Stored dataset items
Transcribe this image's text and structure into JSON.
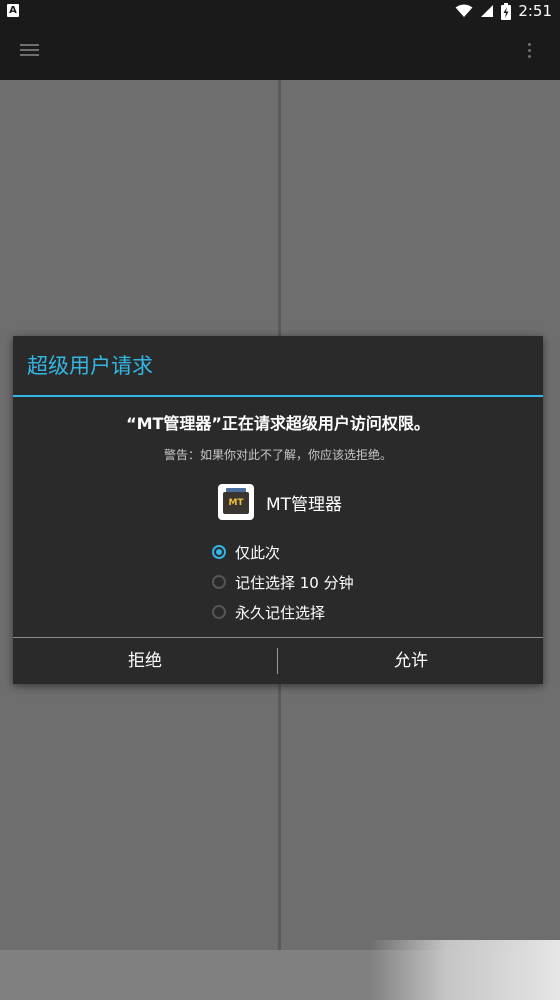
{
  "status_bar": {
    "notification_icon": "A",
    "time": "2:51",
    "icons": [
      "wifi-icon",
      "cellular-signal-icon",
      "battery-charging-icon"
    ]
  },
  "toolbar": {
    "menu_icon": "hamburger-menu-icon",
    "overflow_icon": "more-vertical-icon"
  },
  "dialog": {
    "title": "超级用户请求",
    "message": "“MT管理器”正在请求超级用户访问权限。",
    "warning": "警告：如果你对此不了解，你应该选拒绝。",
    "app_name": "MT管理器",
    "app_icon_text": "MT",
    "options": [
      {
        "label": "仅此次",
        "checked": true
      },
      {
        "label": "记住选择 10 分钟",
        "checked": false
      },
      {
        "label": "永久记住选择",
        "checked": false
      }
    ],
    "deny_label": "拒绝",
    "allow_label": "允许"
  },
  "colors": {
    "accent": "#33b5e5",
    "dialog_background": "#2a2a2a",
    "bar_background": "#1a1a1a"
  }
}
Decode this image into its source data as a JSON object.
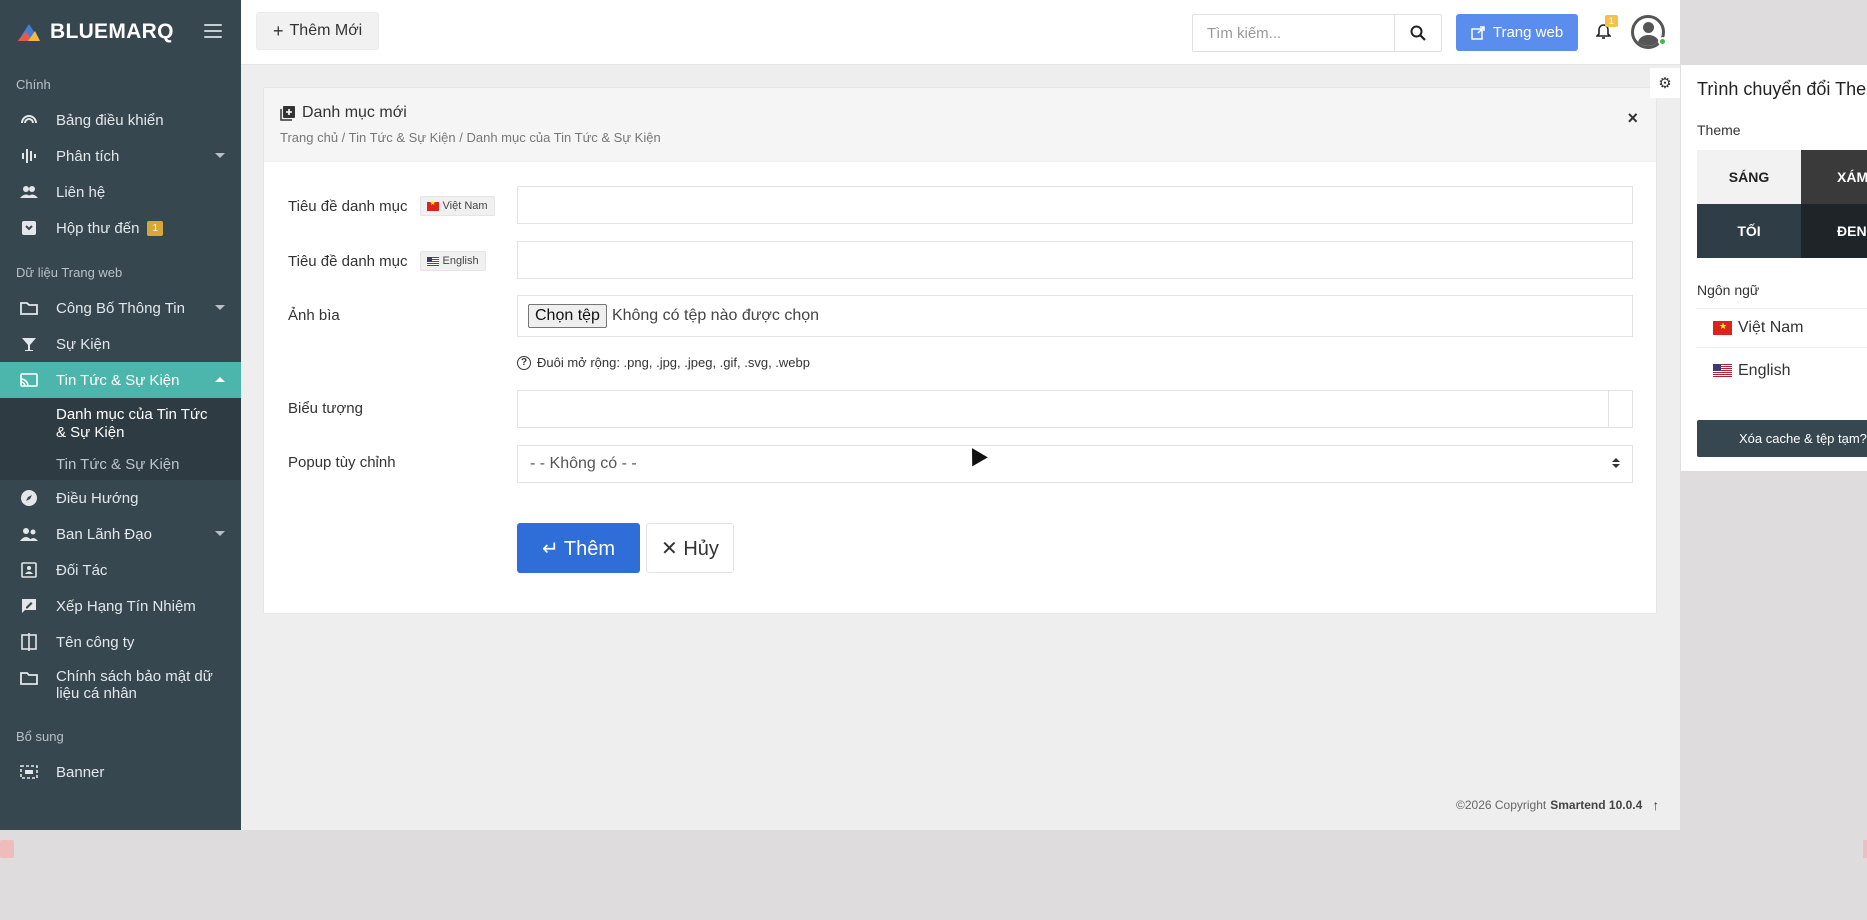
{
  "brand": {
    "name": "BLUEMARQ"
  },
  "sidebar": {
    "sections": {
      "main": "Chính",
      "website_data": "Dữ liệu Trang web",
      "extra": "Bổ sung"
    },
    "items": {
      "dashboard": "Bảng điều khiển",
      "analytics": "Phân tích",
      "contacts": "Liên hệ",
      "inbox": "Hộp thư đến",
      "inbox_badge": "1",
      "announcements": "Công Bố Thông Tin",
      "events": "Sự Kiện",
      "news": "Tin Tức & Sự Kiện",
      "news_categories": "Danh mục của Tin Tức & Sự Kiện",
      "news_list": "Tin Tức & Sự Kiện",
      "navigation": "Điều Hướng",
      "leadership": "Ban Lãnh Đạo",
      "partners": "Đối Tác",
      "credit_rating": "Xếp Hạng Tín Nhiệm",
      "company_name": "Tên công ty",
      "privacy": "Chính sách bảo mật dữ liệu cá nhân",
      "banner": "Banner"
    }
  },
  "topbar": {
    "add_new": "Thêm Mới",
    "search_placeholder": "Tìm kiếm...",
    "website_button": "Trang web",
    "notification_count": "1"
  },
  "form": {
    "title": "Danh mục mới",
    "breadcrumb": "Trang chủ / Tin Tức & Sự Kiện / Danh mục của Tin Tức & Sự Kiện",
    "close": "×",
    "category_title_label": "Tiêu đề danh mục",
    "lang_vi": "Việt Nam",
    "lang_en": "English",
    "cover_label": "Ảnh bìa",
    "file_button": "Chọn tệp",
    "file_status": "Không có tệp nào được chọn",
    "extensions_hint": "Đuôi mở rộng: .png, .jpg, .jpeg, .gif, .svg, .webp",
    "icon_label": "Biểu tượng",
    "popup_label": "Popup tùy chỉnh",
    "popup_value": "- - Không có - -",
    "submit": "↵ Thêm",
    "cancel": "✕ Hủy"
  },
  "footer": {
    "copyright": "©2026 Copyright",
    "product": "Smartend 10.0.4"
  },
  "theme_panel": {
    "title": "Trình chuyển đổi Theme",
    "theme_label": "Theme",
    "light": "SÁNG",
    "gray": "XÁM",
    "dark": "TỐI",
    "black": "ĐEN",
    "language_label": "Ngôn ngữ",
    "lang_vi": "Việt Nam",
    "lang_en": "English",
    "clear_cache": "Xóa cache & tệp tạm?"
  },
  "colors": {
    "sidebar_bg": "#37474f",
    "active_item": "#4db6ac",
    "primary_button": "#2f6ed8",
    "website_button": "#5b8def"
  }
}
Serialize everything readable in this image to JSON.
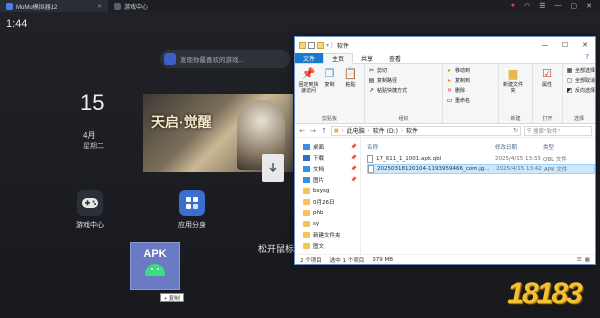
{
  "emulator": {
    "tabs": [
      {
        "label": "MuMu模拟器12"
      },
      {
        "label": "游戏中心"
      }
    ],
    "right_icons": [
      "notification-dot-icon",
      "wifi-icon",
      "menu-icon",
      "minimize-icon",
      "maximize-icon",
      "close-icon"
    ]
  },
  "android": {
    "clock": "1:44",
    "search_pill": "发现你最喜欢的游戏...",
    "date_day": "15",
    "date_month": "4月",
    "date_weekday": "星期二",
    "banner_title": "天启·觉醒",
    "apps": [
      {
        "label": "游戏中心",
        "icon": "gamepad-icon"
      },
      {
        "label": "应用分身",
        "icon": "app-split-icon"
      },
      {
        "label": "松开鼠标",
        "icon": "download-file-icon"
      }
    ],
    "apk_label": "APK",
    "copy_tip": "+ 复制"
  },
  "explorer": {
    "title": "软件",
    "ribbon_tabs": [
      "文件",
      "主页",
      "共享",
      "查看"
    ],
    "groups": {
      "clipboard": {
        "name": "剪贴板",
        "pin": "固定到快速访问",
        "copy": "复制",
        "paste": "粘贴",
        "cut": "剪切",
        "copy_path": "复制路径",
        "paste_shortcut": "粘贴快捷方式"
      },
      "organize": {
        "name": "组织",
        "move_to": "移动到",
        "delete": "删除",
        "copy_to": "复制到",
        "rename": "重命名"
      },
      "new": {
        "name": "新建",
        "new_folder": "新建文件夹"
      },
      "open": {
        "name": "打开",
        "properties": "属性"
      },
      "select": {
        "name": "选择",
        "select_all": "全部选择",
        "select_none": "全部取消",
        "invert": "反向选择"
      }
    },
    "address": [
      "此电脑",
      "软件 (D:)",
      "软件"
    ],
    "search_placeholder": "搜索\"软件\"",
    "nav_items": [
      {
        "label": "桌面",
        "type": "blue",
        "pinned": true
      },
      {
        "label": "下载",
        "type": "dl",
        "pinned": true
      },
      {
        "label": "文档",
        "type": "blue",
        "pinned": true
      },
      {
        "label": "图片",
        "type": "blue",
        "pinned": true
      },
      {
        "label": "bxysg",
        "type": "folder",
        "pinned": false
      },
      {
        "label": "0月26日",
        "type": "folder",
        "pinned": false
      },
      {
        "label": "phb",
        "type": "folder",
        "pinned": false
      },
      {
        "label": "sy",
        "type": "folder",
        "pinned": false
      },
      {
        "label": "新建文件夹",
        "type": "folder",
        "pinned": false
      },
      {
        "label": "图文",
        "type": "folder",
        "pinned": false
      }
    ],
    "columns": [
      "名称",
      "修改日期",
      "类型"
    ],
    "files": [
      {
        "name": "17_611_1_1001.apk.qbl",
        "date": "2025/4/15 13:33",
        "type": "QBL 文件",
        "selected": false
      },
      {
        "name": "20250318120104-1193959466_com.jg...",
        "date": "2025/4/15 13:42",
        "type": "APK 文件",
        "selected": true
      }
    ],
    "status": {
      "count": "2 个项目",
      "selected": "选中 1 个项目",
      "size": "379 MB"
    }
  },
  "watermark": "18183"
}
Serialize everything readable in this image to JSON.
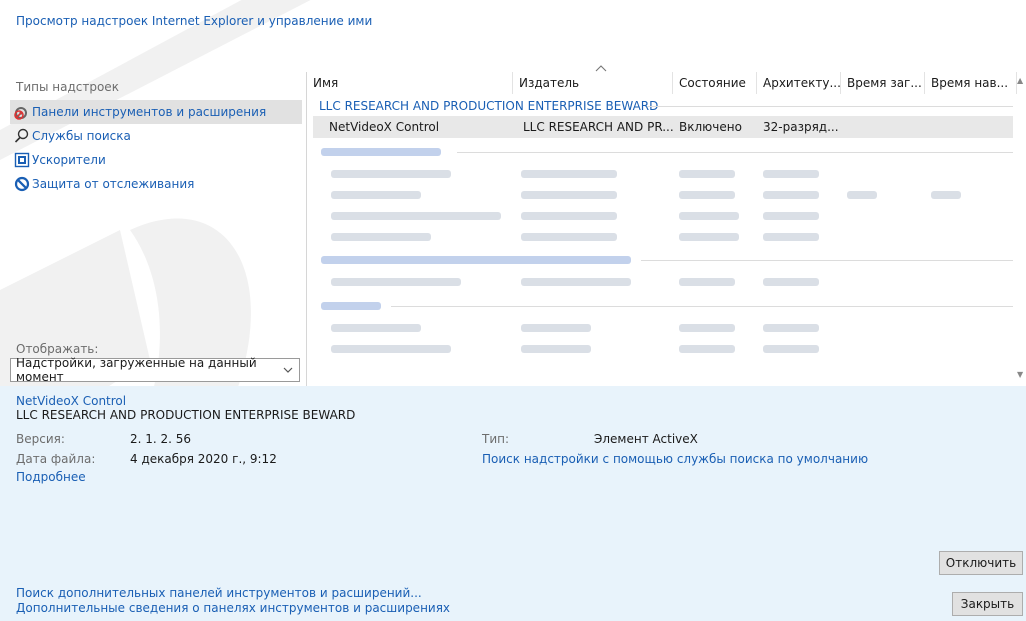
{
  "header": {
    "title": "Просмотр надстроек Internet Explorer и управление ими"
  },
  "left_panel": {
    "types_label": "Типы надстроек",
    "types": [
      {
        "label": "Панели инструментов и расширения",
        "icon": "gear-icon",
        "selected": true
      },
      {
        "label": "Службы поиска",
        "icon": "search-icon",
        "selected": false
      },
      {
        "label": "Ускорители",
        "icon": "accelerator-icon",
        "selected": false
      },
      {
        "label": "Защита от отслеживания",
        "icon": "tracking-protection-icon",
        "selected": false
      }
    ],
    "show_label": "Отображать:",
    "show_value": "Надстройки, загруженные на данный момент"
  },
  "table": {
    "columns": [
      "Имя",
      "Издатель",
      "Состояние",
      "Архитекту...",
      "Время заг...",
      "Время нав..."
    ],
    "groups": [
      {
        "title": "LLC RESEARCH AND PRODUCTION ENTERPRISE BEWARD",
        "rows": [
          {
            "name": "NetVideoX Control",
            "publisher": "LLC RESEARCH AND PR...",
            "status": "Включено",
            "arch": "32-разряд..."
          }
        ]
      }
    ]
  },
  "details": {
    "addon_name": "NetVideoX Control",
    "addon_publisher": "LLC RESEARCH AND PRODUCTION ENTERPRISE BEWARD",
    "version_label": "Версия:",
    "version_value": "2. 1. 2. 56",
    "date_label": "Дата файла:",
    "date_value": "4 декабря 2020 г., 9:12",
    "more_link": "Подробнее",
    "type_label": "Тип:",
    "type_value": "Элемент ActiveX",
    "search_link": "Поиск надстройки с помощью службы поиска по умолчанию",
    "disable_button": "Отключить",
    "close_button": "Закрыть",
    "footer_link_1": "Поиск дополнительных панелей инструментов и расширений...",
    "footer_link_2": "Дополнительные сведения о панелях инструментов и расширениях"
  },
  "colors": {
    "link": "#1a5fb4",
    "details_bg": "#e8f3fb",
    "selected_row": "#e8e8e8"
  }
}
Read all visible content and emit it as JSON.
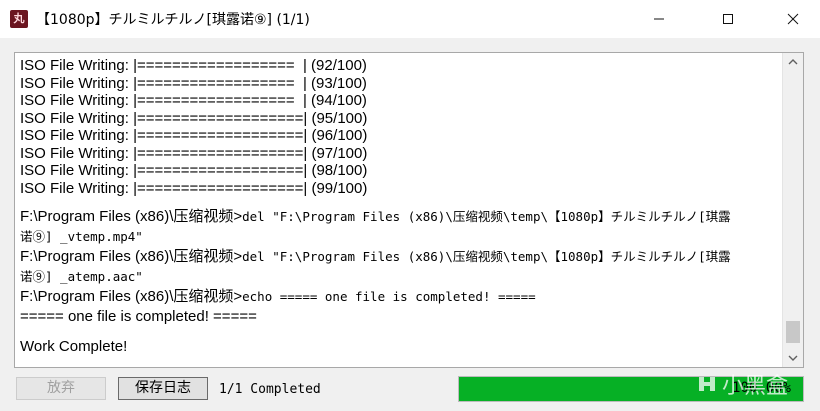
{
  "window": {
    "app_icon_glyph": "丸",
    "title": "【1080p】チルミルチルノ[琪露诺⑨]  (1/1)"
  },
  "console": {
    "progress_lines": [
      "ISO File Writing: |==================  | (92/100)",
      "ISO File Writing: |==================  | (93/100)",
      "ISO File Writing: |==================  | (94/100)",
      "ISO File Writing: |===================| (95/100)",
      "ISO File Writing: |===================| (96/100)",
      "ISO File Writing: |===================| (97/100)",
      "ISO File Writing: |===================| (98/100)",
      "ISO File Writing: |===================| (99/100)"
    ],
    "prompt": "F:\\Program Files (x86)\\压缩视频>",
    "cmd1_a": "del \"F:\\Program Files (x86)\\压缩视频\\temp\\【1080p】チルミルチルノ[琪露",
    "cmd1_b": "诺⑨] _vtemp.mp4\"",
    "cmd2_a": "del \"F:\\Program Files (x86)\\压缩视频\\temp\\【1080p】チルミルチルノ[琪露",
    "cmd2_b": "诺⑨] _atemp.aac\"",
    "cmd3": "echo ===== one file is completed! =====",
    "echo_out": "===== one file is completed! =====",
    "work_complete": "Work Complete!"
  },
  "bottom": {
    "abandon_label": "放弃",
    "save_log_label": "保存日志",
    "status": "1/1 Completed",
    "progress_percent": 100,
    "progress_text": "100.00%",
    "watermark": "小黑盒"
  },
  "colors": {
    "progress_fill": "#06b025"
  }
}
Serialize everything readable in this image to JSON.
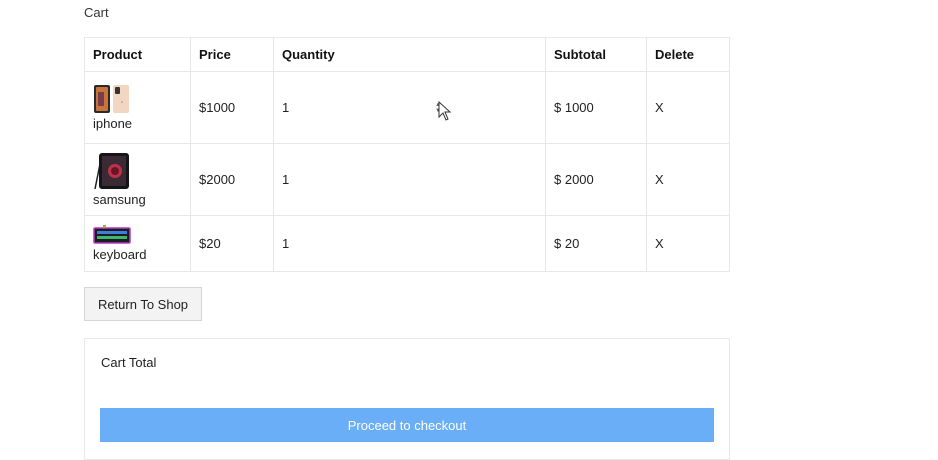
{
  "breadcrumb": "Cart",
  "table": {
    "headers": [
      "Product",
      "Price",
      "Quantity",
      "Subtotal",
      "Delete"
    ],
    "rows": [
      {
        "image_icon": "iphone-image",
        "name": "iphone",
        "price": "$1000",
        "quantity": "1",
        "subtotal": "$ 1000",
        "delete": "X"
      },
      {
        "image_icon": "samsung-phone-image",
        "name": "samsung",
        "price": "$2000",
        "quantity": "1",
        "subtotal": "$ 2000",
        "delete": "X"
      },
      {
        "image_icon": "keyboard-image",
        "name": "keyboard",
        "price": "$20",
        "quantity": "1",
        "subtotal": "$ 20",
        "delete": "X"
      }
    ]
  },
  "buttons": {
    "return_to_shop": "Return To Shop",
    "proceed_to_checkout": "Proceed to checkout"
  },
  "cart_total": {
    "title": "Cart Total"
  },
  "colors": {
    "checkout_button": "#6aaef8",
    "return_button_bg": "#f3f3f3",
    "border": "#e8e8e8"
  }
}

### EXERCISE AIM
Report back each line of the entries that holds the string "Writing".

### ANSWER
      "ISO File Writing: |==================  | (92/100)",
      "ISO File Writing: |==================  | (93/100)",
      "ISO File Writing: |==================  | (94/100)",
      "ISO File Writing: |===================| (95/100)",
      "ISO File Writing: |===================| (96/100)",
      "ISO File Writing: |===================| (97/100)",
      "ISO File Writing: |===================| (98/100)",
      "ISO File Writing: |===================| (99/100)"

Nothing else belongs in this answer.